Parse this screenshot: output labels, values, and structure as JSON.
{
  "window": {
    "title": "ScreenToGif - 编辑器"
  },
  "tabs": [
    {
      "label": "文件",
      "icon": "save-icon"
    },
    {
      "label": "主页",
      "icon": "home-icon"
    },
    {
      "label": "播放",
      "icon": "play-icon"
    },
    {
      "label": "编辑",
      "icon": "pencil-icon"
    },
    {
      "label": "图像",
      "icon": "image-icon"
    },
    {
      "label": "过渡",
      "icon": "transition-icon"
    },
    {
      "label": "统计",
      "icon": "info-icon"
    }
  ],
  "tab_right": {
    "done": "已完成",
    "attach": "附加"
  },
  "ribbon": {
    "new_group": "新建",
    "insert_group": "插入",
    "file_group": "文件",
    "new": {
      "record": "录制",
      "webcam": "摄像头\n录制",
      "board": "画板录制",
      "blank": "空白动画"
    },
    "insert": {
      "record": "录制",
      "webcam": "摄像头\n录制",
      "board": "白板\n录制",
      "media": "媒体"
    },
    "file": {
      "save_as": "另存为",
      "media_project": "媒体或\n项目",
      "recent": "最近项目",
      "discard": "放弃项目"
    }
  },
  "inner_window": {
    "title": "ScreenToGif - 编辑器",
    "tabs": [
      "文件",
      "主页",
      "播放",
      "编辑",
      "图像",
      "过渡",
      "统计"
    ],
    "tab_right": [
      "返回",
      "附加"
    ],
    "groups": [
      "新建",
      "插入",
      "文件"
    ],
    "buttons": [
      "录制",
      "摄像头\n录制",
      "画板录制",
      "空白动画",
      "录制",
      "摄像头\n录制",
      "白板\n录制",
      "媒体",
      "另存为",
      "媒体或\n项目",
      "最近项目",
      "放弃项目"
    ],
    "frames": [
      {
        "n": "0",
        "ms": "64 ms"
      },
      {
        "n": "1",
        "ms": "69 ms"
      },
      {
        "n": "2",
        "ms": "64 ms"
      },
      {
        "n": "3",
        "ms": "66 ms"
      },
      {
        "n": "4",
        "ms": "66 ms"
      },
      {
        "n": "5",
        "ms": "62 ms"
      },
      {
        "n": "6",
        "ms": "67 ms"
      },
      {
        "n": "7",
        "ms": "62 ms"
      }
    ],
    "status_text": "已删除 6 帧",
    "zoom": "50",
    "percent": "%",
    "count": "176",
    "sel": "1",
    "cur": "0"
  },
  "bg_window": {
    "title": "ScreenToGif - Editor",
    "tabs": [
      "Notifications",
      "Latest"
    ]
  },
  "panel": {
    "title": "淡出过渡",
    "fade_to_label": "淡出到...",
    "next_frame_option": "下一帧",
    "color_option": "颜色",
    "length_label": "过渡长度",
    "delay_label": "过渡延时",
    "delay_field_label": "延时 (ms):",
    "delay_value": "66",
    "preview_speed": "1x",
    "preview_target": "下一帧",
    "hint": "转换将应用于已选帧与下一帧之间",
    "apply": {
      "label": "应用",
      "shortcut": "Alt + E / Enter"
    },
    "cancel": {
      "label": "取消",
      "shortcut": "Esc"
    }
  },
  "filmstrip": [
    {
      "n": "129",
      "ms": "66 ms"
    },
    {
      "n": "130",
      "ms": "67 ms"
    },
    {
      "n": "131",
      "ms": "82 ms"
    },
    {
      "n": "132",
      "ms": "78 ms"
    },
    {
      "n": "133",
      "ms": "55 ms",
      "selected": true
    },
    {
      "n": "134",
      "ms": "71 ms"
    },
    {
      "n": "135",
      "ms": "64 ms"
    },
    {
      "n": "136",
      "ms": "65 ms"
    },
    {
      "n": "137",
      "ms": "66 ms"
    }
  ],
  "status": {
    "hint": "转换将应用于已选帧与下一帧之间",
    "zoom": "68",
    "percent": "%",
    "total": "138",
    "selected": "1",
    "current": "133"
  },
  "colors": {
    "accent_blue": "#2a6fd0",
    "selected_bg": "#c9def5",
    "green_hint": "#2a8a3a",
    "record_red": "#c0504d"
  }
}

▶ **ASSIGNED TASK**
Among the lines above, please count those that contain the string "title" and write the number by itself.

▶ **EXERCISE OUTPUT**
4